● **What needs to be done**
In the entries that follow, find each line with the word "this" and copy it.

_ _ _

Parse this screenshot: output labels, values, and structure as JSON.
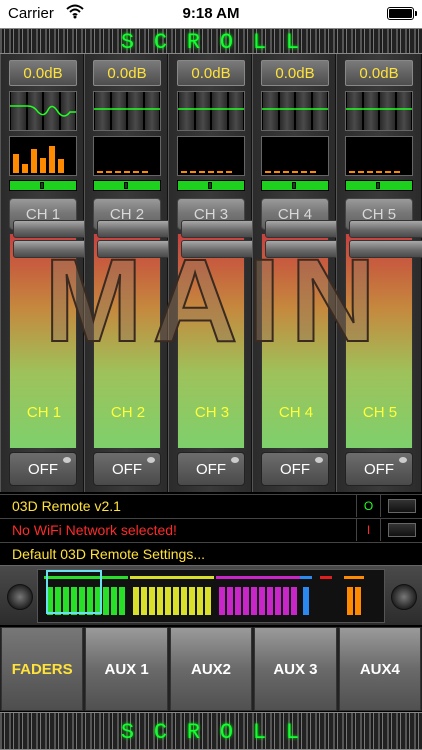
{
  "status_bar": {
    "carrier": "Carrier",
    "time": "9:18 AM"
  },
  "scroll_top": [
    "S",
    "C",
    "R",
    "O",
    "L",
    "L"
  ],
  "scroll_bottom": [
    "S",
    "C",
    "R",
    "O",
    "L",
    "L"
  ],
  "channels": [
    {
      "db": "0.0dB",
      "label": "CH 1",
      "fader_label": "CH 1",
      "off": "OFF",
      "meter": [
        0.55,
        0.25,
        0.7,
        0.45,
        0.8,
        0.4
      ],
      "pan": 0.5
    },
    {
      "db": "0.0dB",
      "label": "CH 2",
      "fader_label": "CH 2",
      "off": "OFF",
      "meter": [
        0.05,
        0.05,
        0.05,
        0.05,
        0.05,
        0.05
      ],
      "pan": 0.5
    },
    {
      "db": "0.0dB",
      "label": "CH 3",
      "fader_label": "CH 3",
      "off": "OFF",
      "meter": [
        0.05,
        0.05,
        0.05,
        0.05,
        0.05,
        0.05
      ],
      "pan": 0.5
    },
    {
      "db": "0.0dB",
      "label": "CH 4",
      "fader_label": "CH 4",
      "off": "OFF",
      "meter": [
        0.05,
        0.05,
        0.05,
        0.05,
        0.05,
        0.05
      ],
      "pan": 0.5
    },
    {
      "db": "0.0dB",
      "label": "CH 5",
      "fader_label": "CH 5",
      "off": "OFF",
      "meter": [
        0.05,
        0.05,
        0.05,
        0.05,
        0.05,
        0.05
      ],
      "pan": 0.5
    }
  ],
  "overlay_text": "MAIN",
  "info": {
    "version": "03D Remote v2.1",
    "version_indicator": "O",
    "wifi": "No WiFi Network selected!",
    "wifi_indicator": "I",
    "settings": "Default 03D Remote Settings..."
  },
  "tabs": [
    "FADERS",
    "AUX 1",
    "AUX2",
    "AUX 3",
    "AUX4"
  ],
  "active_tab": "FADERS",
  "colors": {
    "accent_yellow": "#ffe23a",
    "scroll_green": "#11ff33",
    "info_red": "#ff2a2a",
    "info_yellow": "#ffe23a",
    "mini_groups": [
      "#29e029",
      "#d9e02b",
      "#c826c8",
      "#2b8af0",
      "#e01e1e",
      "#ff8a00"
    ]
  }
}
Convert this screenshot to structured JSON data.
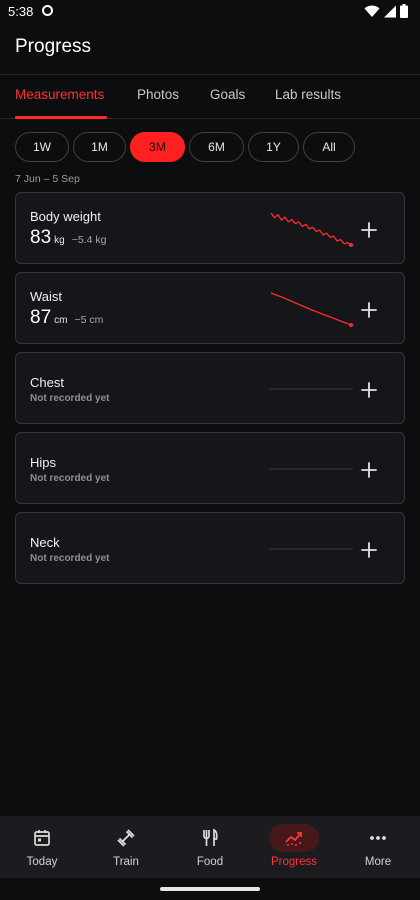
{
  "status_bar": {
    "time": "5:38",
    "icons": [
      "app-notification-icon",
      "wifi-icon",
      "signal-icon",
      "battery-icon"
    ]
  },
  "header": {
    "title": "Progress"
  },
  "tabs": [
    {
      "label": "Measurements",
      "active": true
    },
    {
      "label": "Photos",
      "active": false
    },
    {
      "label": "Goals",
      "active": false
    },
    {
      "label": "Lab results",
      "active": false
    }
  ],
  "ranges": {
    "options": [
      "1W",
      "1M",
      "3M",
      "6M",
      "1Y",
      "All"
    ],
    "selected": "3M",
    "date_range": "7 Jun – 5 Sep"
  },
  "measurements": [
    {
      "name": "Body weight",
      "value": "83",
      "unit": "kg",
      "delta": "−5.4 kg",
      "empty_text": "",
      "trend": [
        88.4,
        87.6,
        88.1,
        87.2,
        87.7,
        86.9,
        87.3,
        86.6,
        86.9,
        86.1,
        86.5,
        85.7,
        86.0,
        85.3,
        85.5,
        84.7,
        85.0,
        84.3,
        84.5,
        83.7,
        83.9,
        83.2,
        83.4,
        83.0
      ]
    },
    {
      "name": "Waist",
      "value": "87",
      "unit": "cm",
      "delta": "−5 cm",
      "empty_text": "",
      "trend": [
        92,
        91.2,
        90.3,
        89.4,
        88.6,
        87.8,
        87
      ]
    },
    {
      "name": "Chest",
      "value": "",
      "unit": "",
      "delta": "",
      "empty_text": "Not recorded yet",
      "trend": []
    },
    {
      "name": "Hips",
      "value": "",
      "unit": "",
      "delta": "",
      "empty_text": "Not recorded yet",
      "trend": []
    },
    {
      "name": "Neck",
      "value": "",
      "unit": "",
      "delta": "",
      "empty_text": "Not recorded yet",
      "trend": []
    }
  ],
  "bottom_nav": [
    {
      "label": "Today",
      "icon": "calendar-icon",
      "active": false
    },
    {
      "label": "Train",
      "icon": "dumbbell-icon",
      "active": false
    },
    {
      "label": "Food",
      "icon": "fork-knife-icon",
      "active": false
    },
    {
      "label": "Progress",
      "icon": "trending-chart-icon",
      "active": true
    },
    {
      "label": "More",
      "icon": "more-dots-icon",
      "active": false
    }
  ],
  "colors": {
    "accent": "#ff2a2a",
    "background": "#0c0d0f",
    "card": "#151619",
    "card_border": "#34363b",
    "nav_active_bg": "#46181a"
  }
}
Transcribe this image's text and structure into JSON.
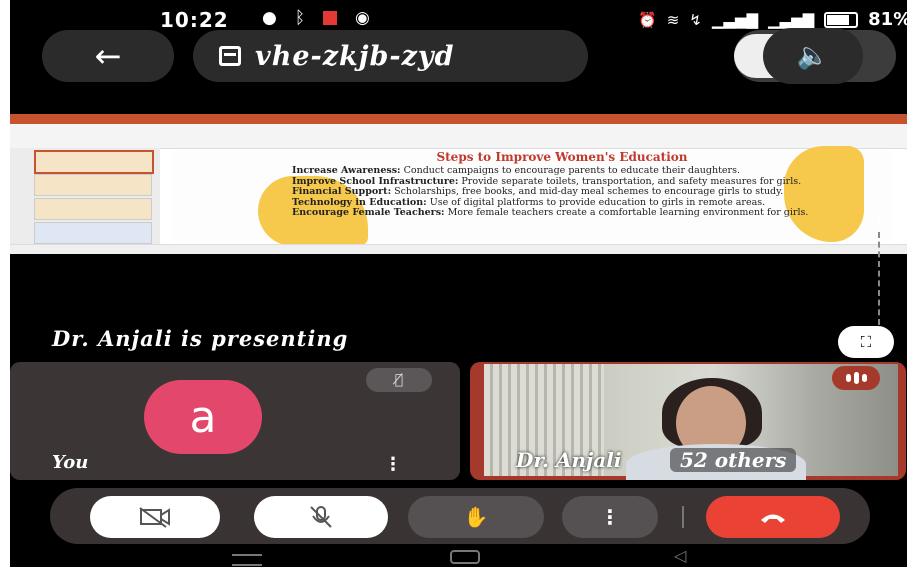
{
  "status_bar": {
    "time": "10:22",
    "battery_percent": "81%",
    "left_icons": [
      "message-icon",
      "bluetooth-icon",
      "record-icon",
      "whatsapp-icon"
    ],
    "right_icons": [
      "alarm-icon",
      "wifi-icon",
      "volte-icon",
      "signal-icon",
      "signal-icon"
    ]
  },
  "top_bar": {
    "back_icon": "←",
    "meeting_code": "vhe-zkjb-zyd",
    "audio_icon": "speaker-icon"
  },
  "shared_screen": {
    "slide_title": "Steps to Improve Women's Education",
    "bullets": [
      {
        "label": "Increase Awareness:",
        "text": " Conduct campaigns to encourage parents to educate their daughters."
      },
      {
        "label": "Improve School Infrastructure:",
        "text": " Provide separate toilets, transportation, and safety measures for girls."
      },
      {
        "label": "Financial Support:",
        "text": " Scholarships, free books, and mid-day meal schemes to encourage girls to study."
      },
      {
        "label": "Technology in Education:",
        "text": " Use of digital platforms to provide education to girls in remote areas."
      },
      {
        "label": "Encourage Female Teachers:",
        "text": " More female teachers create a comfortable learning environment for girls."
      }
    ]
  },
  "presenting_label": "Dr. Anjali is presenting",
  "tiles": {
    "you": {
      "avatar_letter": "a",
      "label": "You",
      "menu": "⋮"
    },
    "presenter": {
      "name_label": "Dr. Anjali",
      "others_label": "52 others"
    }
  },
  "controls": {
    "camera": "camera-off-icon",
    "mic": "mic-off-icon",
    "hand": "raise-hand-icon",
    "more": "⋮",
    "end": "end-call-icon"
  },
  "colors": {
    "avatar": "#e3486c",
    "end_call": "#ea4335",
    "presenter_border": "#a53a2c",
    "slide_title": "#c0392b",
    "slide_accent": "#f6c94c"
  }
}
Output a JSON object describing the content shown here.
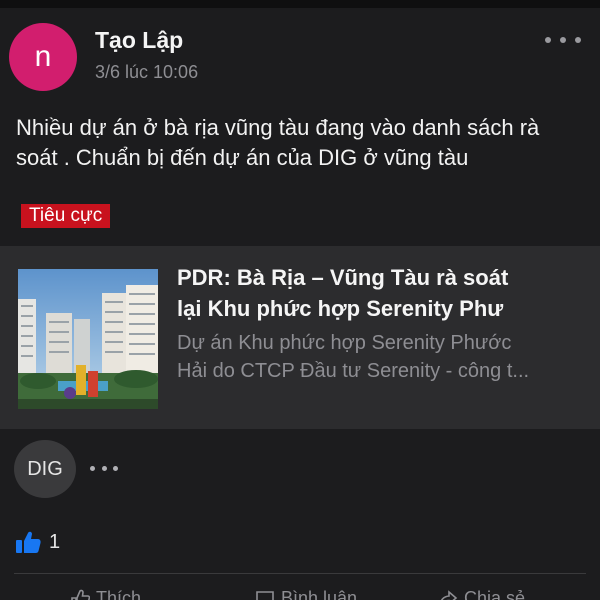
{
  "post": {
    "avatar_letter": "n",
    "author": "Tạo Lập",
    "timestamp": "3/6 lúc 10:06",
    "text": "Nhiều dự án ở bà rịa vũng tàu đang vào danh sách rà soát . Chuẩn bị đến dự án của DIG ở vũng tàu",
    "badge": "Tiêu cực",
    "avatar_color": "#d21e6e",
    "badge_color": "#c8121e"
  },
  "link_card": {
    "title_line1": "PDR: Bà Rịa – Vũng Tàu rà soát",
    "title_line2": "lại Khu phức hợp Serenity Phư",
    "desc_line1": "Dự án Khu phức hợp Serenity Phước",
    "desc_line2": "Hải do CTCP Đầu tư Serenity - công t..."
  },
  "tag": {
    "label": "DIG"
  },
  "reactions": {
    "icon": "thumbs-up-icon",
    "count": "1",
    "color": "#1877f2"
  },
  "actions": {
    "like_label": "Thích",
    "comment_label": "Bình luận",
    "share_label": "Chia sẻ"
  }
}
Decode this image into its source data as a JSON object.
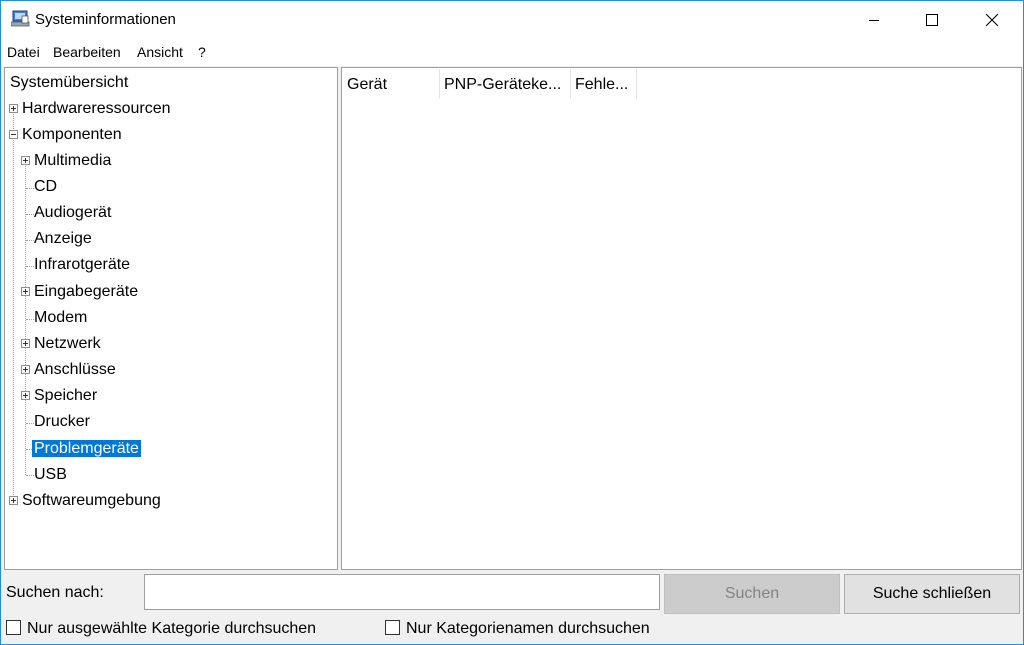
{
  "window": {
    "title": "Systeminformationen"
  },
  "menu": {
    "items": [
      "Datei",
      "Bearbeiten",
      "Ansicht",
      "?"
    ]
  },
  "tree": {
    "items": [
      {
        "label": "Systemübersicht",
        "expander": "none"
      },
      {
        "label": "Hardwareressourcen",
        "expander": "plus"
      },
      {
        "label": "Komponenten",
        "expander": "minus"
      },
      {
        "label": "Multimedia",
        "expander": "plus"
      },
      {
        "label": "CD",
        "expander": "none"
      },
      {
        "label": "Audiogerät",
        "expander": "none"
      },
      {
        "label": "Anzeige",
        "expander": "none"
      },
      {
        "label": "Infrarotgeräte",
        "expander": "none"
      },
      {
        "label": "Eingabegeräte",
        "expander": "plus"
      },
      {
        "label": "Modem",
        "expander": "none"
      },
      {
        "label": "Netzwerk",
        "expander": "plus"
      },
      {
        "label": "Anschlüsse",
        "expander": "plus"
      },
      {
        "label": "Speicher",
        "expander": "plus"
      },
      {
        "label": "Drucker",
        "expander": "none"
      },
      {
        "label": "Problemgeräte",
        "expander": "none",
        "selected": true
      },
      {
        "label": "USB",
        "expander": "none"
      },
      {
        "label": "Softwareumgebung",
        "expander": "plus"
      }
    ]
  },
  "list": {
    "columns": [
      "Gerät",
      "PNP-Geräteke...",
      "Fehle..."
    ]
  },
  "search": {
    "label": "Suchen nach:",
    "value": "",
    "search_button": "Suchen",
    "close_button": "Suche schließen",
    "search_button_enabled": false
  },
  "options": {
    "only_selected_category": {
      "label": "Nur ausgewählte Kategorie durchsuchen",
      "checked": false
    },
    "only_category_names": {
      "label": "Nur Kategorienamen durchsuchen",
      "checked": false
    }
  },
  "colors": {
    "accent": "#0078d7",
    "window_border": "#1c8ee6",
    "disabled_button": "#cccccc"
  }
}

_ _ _

● **Written solution**
Parse this screenshot: output labels, values, and structure as JSON.
Convert this screenshot to structured JSON data.
Transcribe this image's text and structure into JSON.
Decode this image into its source data as a JSON object.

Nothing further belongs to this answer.